Currently, doctors have two options when a patient needs a facial bone replaced due to injury or illness, such as cancer. They can take a bone from another part of the body and graft it into place. However, implant morbidity and complications caused by the trauma of multiple surgeries make this option less than ideal. The second option is to graft synthetic materials to the site. However, from time of injury to delivery of the custom implant takes about three to four weeks, which reduces the chances of the patient healing properly. But now a new technology being developed by researchers at Texas A&M’s College of Dentistry may revolutionize the treatment process.Read More
Science Market Update
Traumatic brain injury, or TBI, is the leading cause of disability among U.S. military personnel and veterans. What’s more, 50% of people with TBI develop spontaneous seizures. If the seizures become recurrent then the condition qualifies as Post-Traumatic Epilepsy, PTE. Now thanks to a 3 year, $750,000 research grant from the Department of Defense and the Army, researchers at Texas A&M will conduct a study on TBI to uncover the molecular and epigenetic mechanism of PTE.Read More
Carbon emissions may be at an all time high, but thanks to research currently being conducted at Texas A&M University (TAMU), clearer skies may be in our future.Read More

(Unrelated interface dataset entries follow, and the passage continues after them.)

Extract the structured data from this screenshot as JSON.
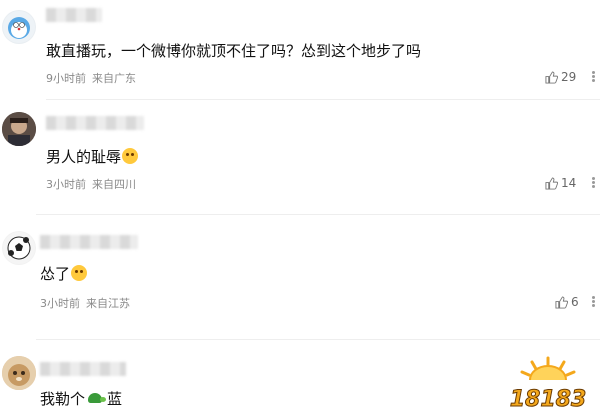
{
  "comments": [
    {
      "text": "敢直播玩，一个微博你就顶不住了吗？怂到这个地步了吗",
      "time": "9小时前",
      "location": "来自广东",
      "likes": "29",
      "emoji": ""
    },
    {
      "text": "男人的耻辱",
      "time": "3小时前",
      "location": "来自四川",
      "likes": "14",
      "emoji": "face-emoji"
    },
    {
      "text": "怂了",
      "time": "3小时前",
      "location": "来自江苏",
      "likes": "6",
      "emoji": "face-emoji"
    },
    {
      "text_before": "我勒个",
      "text_after": "蓝",
      "emoji": "turtle-emoji"
    }
  ],
  "watermark": {
    "text": "18183"
  },
  "colors": {
    "meta": "#8a8a8a",
    "like": "#666666",
    "watermark": "#f4a81c"
  }
}
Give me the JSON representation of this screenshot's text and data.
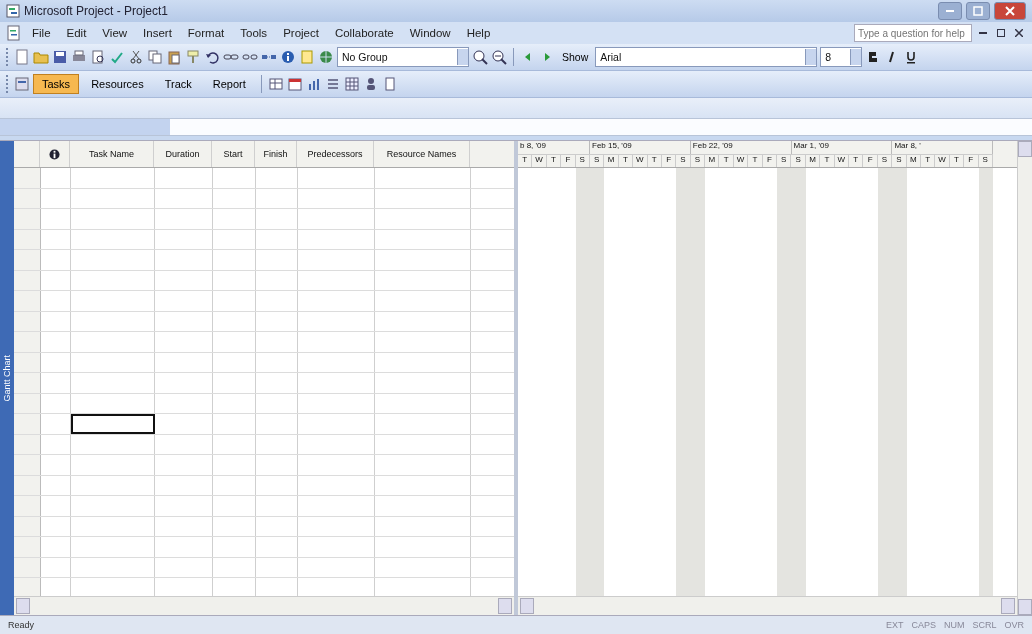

Tuberculosis (TB) affects people all over the world, although over 95 percent of the cases are in developing countries. TB is caused by a bacteria called Mycobacterium tuberculosis (Mtb) that affects the lungs, which can stay in the body for many months before any symptoms are seen, leading to the transmission of the disease between people. Unlike many other universal diseases, though, tuberculosis is curable if caught in time and preventable. Even with known cures for TB, scientists are still studying the structure of the Mtb protein to find ways of using it to design future drugs.Read More

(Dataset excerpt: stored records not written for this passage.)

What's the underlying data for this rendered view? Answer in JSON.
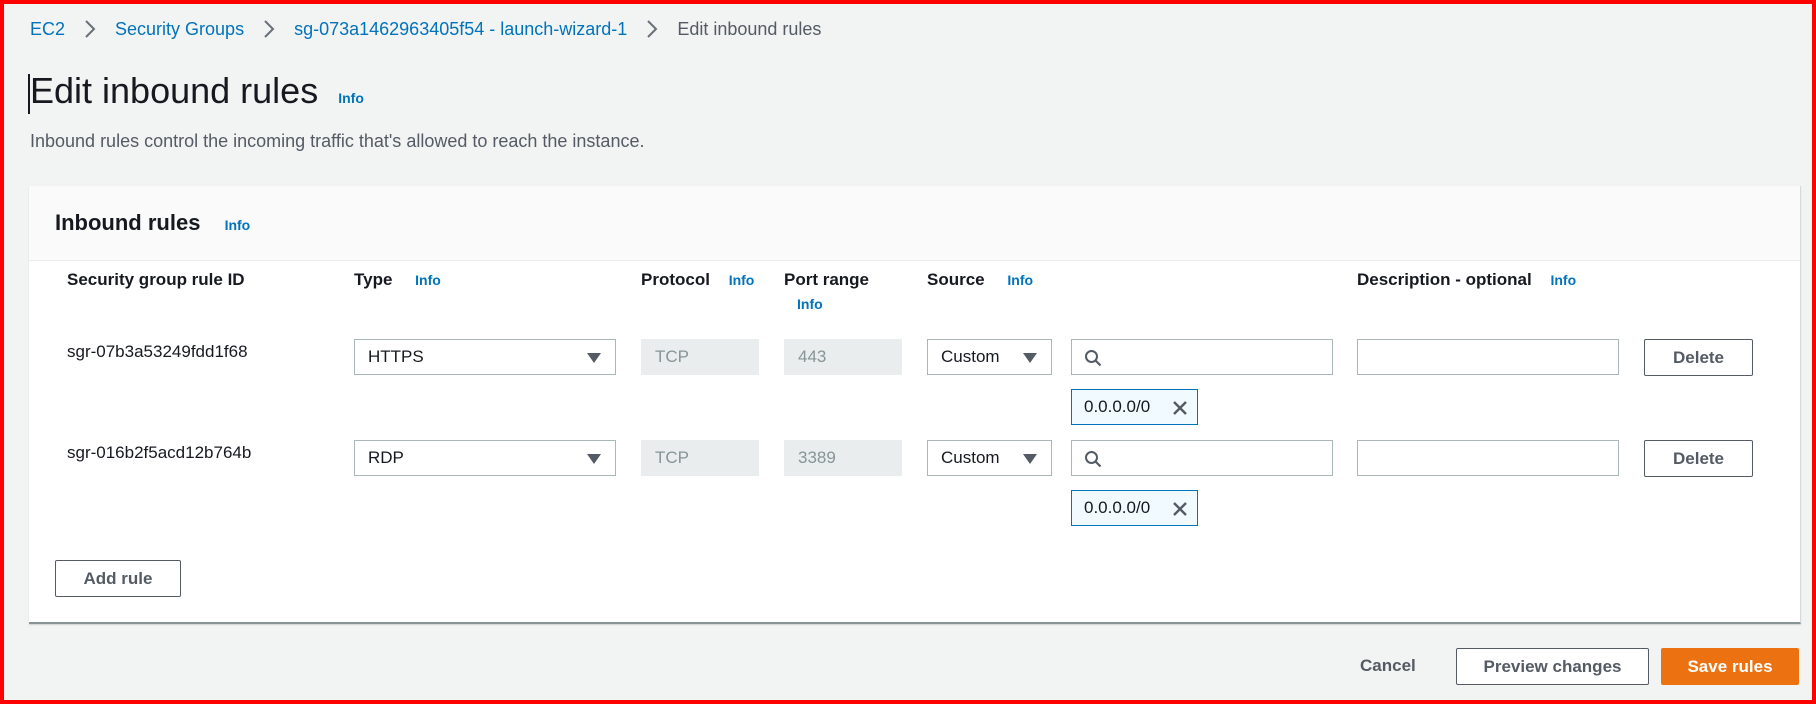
{
  "breadcrumb": {
    "items": [
      "EC2",
      "Security Groups",
      "sg-073a1462963405f54 - launch-wizard-1"
    ],
    "current": "Edit inbound rules"
  },
  "page": {
    "title": "Edit inbound rules",
    "info": "Info",
    "subtitle": "Inbound rules control the incoming traffic that's allowed to reach the instance."
  },
  "panel": {
    "title": "Inbound rules",
    "info": "Info",
    "columns": {
      "rule_id": "Security group rule ID",
      "type": "Type",
      "protocol": "Protocol",
      "port_range": "Port range",
      "source": "Source",
      "description": "Description - optional",
      "info": "Info"
    },
    "rows": [
      {
        "rule_id": "sgr-07b3a53249fdd1f68",
        "type": "HTTPS",
        "protocol": "TCP",
        "port_range": "443",
        "source_type": "Custom",
        "source_search_value": "",
        "source_token": "0.0.0.0/0",
        "description": "",
        "delete_label": "Delete"
      },
      {
        "rule_id": "sgr-016b2f5acd12b764b",
        "type": "RDP",
        "protocol": "TCP",
        "port_range": "3389",
        "source_type": "Custom",
        "source_search_value": "",
        "source_token": "0.0.0.0/0",
        "description": "",
        "delete_label": "Delete"
      }
    ],
    "add_rule_label": "Add rule"
  },
  "footer": {
    "cancel_label": "Cancel",
    "preview_label": "Preview changes",
    "save_label": "Save rules"
  },
  "colors": {
    "link": "#0073bb",
    "primary": "#ec7211",
    "frame": "#ff0000"
  },
  "icons": {
    "breadcrumb_separator": "chevron-right-icon",
    "dropdown": "caret-down-icon",
    "search": "search-icon",
    "remove_token": "close-icon"
  }
}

When most people think of collagen, they think of beauty-conscious women who receive injections to appear more youthful. When life science researchers think of collagen, however, they conceive it as an abundant protein in the human body and associate it with connective tissues, tendons, ligaments, skin, corneas, cartilage, bones, blood vessels and teeth. Texas A & M University researchers are conducting analytical lab investigations to discover how collagen fibrils assemble into well-organized networks on surfaces.Read More
Have you been looking for ways to involve everyone in your lab in fun, yet professional life science events? If you are a researcher, post-doc, lab manager or purchasing agent at Texas A&M University, Biotechnology Calendar, Inc. invites you to attend our College Station BioResearch Product Faire™ Event on January 31st, 2014. Make sure to bring everyone in your lab to this life science marketing event, where you will enjoy a free catered lunch, prizes and the opportunity to discuss your research with colleagues and sales reps interested in helping you learn about new life science solutions on the market.
Texas A&M University at College station recently received a major influx of new life science funding for multidisciplinary quantum biophotonics research. The University was awarded $10.8 million from the Texas A&M University System. This new life science research funding will primarily be used to purchase new biophotonics laboratory equipment.
Lab suppliers interested in increasing lab sales leads and marketing university lab equipment may be interested in the latest research grants for graduate students at Texas A&M University. The Texas Sea Grant College Program at Texas A&M University is giving $30,000 in funding to 21 graduate students. According to the TAMU Times, the stipulations of these grants are that the research funding must be spent on research costs, including purchase of lab equipment, laboratory analysis and field work. This funding may lead to some potential lab sales leads for lab suppliers, but it also demonstrates Texas A&M University’s dedication to funding both student and professional research, making the school a research powerhouse.
In an attempt to shore up both the reputation and functionality of the nations's largest state-funded cancer agency, officials at the Cancer Prevention and Research Institute of Texas (CPRIT) just announced the appointment of Dr. Margaret Kripke as the agency's new chief scientific officer. The embattled agency has faced accusations from many of its key scientists that irregularities and favoritism in the funding process have undermined their scientific credibility and put commercialization above research.
For both dairy and beef production, cows are an important part of the US economy and food supply. When they get sick, it's bad for business (and not too pleasant for the cow). The most common illness in cattle is Bovine Respiratory Disease (BRD), which accounts for losses of more than $690M annually in the US alone. To combat this threat to bovine health and productivity, the USDA has recently awarded a $9M 5-year grant to researchers at Texas A&M University's College of Veterinary Medicine and Biomedical Sciences, in collaboration with colleagues at the University of Missouri, to study genetic selection for breeding more disease-resitant stock. A second $5M grant will go towards research into feed efficiency, again with the aim of breeding heartier, healthier, and more profitable animals.